For a Higher Purpose

This week, I had the immense pleasure of accompanying my son, and his 7th grade class on a trip to Washington D.C. Studying about our Founding Fathers has reminded me of a true example of grace under fire. It is convenient for us to view their accomplishments from the comfort of knowing how great the American experiment has played out over the past 243 years, but for them, the outcome was anything but certain. These men staked their fortunes, their reputations and their lives on what they viewed as the fulfillment of their values. As Benjamin Franklin was quoted “Gentlemen I pray we all hang together, or we will surely all hang together.”

As leaders, I think we should all endeavor to understand the example that the Founding Fathers laid before us. Even if you are not a history buff, the lessons of grace and perseverance of men like George Washington, Thomas Jefferson, John, and Samuel Adams and James Madison provide a foundation of understanding value leadership under extreme circumstances. The very nature of our form of government, which flowed from their sense of balance, echoes grace. Principles like the separation of powers, the Bill of Rights, and proportional representation were meant to moderate the passions of the government and the governed. Moderation and balance, two essential core elements of grace.

These men showed that a higher purpose drove their lives.

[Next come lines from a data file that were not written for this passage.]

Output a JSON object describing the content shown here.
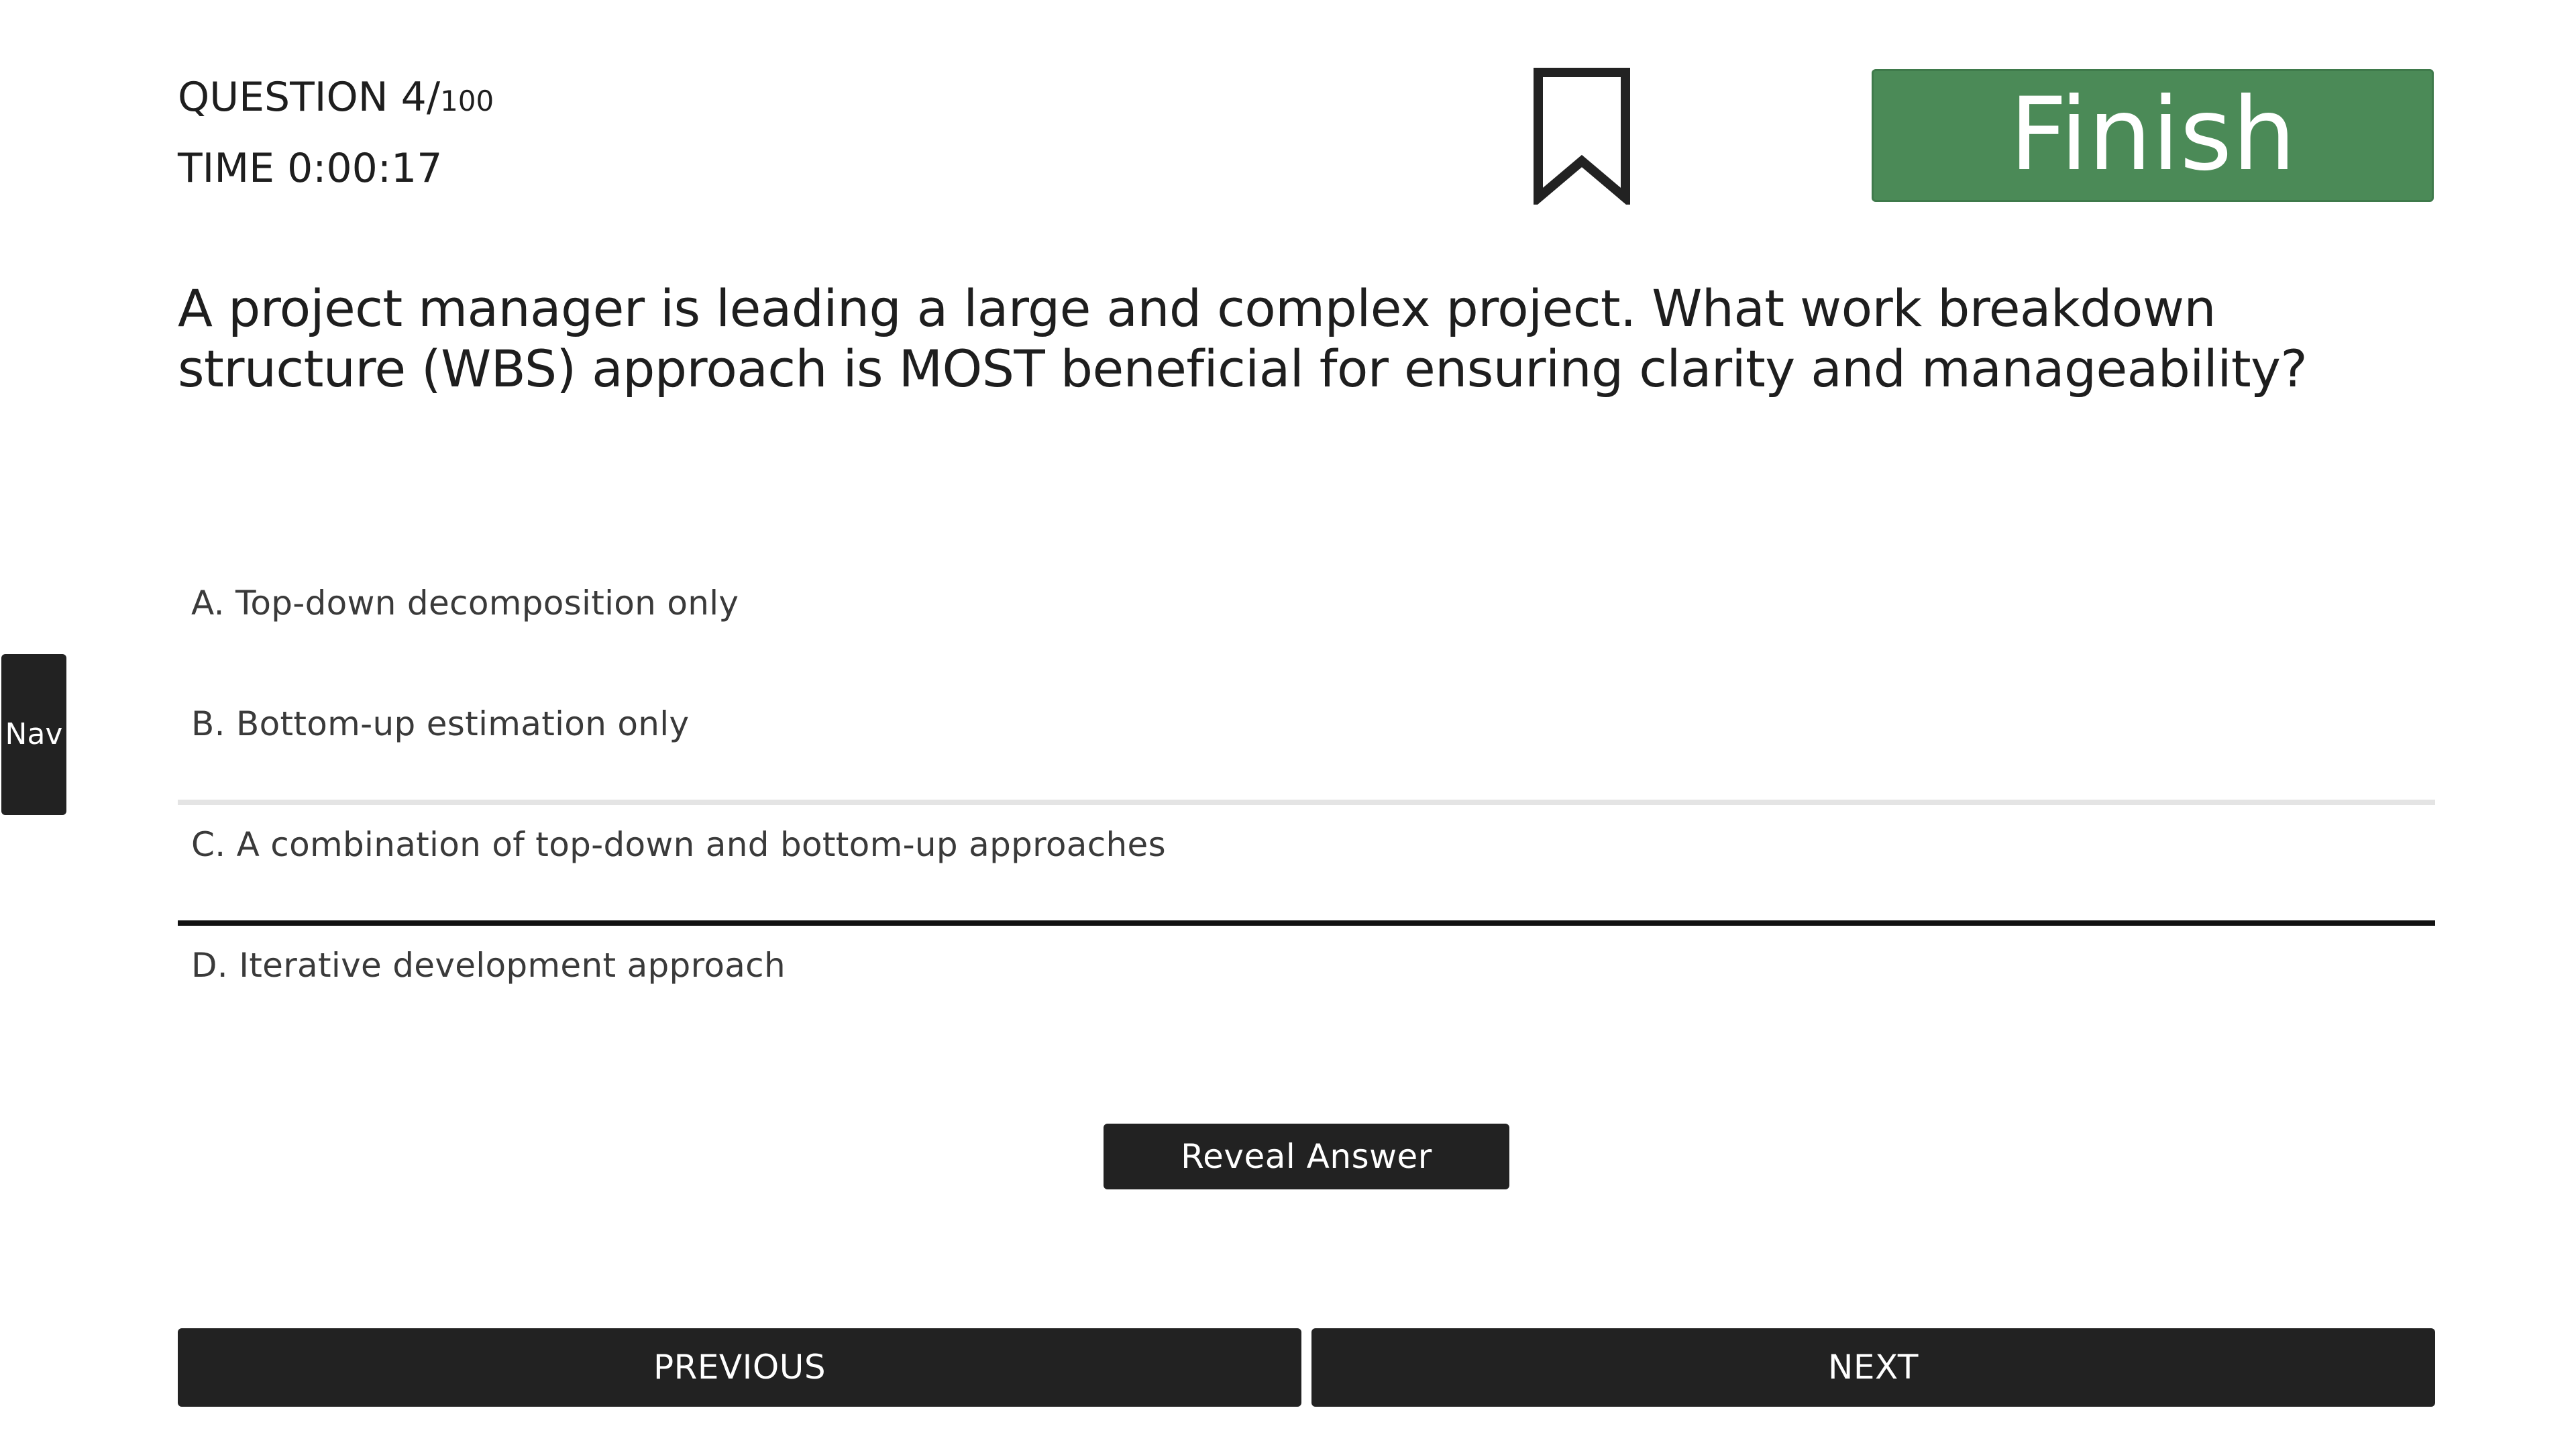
{
  "header": {
    "question_prefix": "QUESTION 4/",
    "question_total": "100",
    "time_label": "TIME 0:00:17",
    "finish_label": "Finish"
  },
  "question": {
    "text": "A project manager is leading a large and complex project. What work breakdown structure (WBS) approach is MOST beneficial for ensuring clarity and manageability?"
  },
  "options": [
    {
      "label": "A. Top-down decomposition only"
    },
    {
      "label": "B. Bottom-up estimation only"
    },
    {
      "label": "C. A combination of top-down and bottom-up approaches"
    },
    {
      "label": "D. Iterative development approach"
    }
  ],
  "sidebar": {
    "nav_label": "Nav"
  },
  "actions": {
    "reveal_label": "Reveal Answer",
    "previous_label": "PREVIOUS",
    "next_label": "NEXT"
  },
  "icons": {
    "bookmark": "bookmark-icon"
  },
  "colors": {
    "finish": "#4b8a57",
    "button_dark": "#222222",
    "selected_underline": "#111111",
    "hover_underline": "#e4e4e4"
  }
}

Thomas Jefferson said, “Our greatest happiness does not depend on the condition of life in which chance has placed us, but is always the result of a good conscience, good health, occupation, and freedom in all just pursuits.” So as leaders, when we can focus not on circumstances, but on our values and priorities, then we can live grace under fire.